[Dataset rows for apps and sites]
BEGIN

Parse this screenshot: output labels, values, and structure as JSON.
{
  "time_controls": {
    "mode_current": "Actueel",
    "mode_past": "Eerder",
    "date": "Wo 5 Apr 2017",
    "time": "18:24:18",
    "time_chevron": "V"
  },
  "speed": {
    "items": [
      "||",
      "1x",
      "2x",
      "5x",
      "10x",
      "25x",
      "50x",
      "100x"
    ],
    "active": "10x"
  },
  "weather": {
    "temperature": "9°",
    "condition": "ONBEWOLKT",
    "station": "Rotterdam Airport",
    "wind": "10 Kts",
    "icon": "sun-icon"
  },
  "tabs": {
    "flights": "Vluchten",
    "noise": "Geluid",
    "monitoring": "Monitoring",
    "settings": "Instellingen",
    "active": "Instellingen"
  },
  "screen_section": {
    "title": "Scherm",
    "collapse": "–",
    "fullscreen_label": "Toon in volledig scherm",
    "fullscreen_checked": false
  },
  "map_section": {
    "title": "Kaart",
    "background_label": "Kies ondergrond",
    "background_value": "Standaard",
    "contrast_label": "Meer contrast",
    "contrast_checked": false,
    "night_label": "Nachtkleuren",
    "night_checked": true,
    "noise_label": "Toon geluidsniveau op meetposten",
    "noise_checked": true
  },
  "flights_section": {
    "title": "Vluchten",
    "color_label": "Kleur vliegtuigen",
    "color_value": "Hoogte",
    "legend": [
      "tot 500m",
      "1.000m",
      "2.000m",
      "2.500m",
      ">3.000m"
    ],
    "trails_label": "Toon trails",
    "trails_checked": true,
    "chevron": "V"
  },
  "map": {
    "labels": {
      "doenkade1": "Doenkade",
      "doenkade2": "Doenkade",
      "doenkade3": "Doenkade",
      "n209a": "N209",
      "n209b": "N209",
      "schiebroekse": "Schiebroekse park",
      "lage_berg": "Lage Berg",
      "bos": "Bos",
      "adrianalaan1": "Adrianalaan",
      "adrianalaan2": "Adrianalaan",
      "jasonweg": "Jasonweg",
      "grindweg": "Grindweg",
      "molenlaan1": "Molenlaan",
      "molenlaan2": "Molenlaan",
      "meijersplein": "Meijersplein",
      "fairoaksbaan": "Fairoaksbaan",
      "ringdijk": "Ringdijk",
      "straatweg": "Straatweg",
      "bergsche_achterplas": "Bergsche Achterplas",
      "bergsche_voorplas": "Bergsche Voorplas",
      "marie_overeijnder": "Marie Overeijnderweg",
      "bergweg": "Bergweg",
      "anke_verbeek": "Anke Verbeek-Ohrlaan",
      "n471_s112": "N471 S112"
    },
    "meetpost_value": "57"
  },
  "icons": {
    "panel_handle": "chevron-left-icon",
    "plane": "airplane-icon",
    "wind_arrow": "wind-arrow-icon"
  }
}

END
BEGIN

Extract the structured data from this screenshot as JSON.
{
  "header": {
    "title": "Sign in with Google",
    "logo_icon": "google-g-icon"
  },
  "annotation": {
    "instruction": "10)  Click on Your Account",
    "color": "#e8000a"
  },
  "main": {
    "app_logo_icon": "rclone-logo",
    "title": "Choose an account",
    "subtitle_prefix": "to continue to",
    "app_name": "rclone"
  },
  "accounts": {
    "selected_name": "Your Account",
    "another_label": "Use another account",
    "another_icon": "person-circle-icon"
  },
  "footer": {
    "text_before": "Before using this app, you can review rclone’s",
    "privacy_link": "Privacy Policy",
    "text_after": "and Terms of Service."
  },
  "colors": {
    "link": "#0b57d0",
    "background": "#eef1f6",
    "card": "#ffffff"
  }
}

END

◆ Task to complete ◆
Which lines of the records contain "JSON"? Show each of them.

◆ Response ◆
Parse this screenshot: output labels, values, and structure as JSON.
Extract the structured data from this screenshot as JSON.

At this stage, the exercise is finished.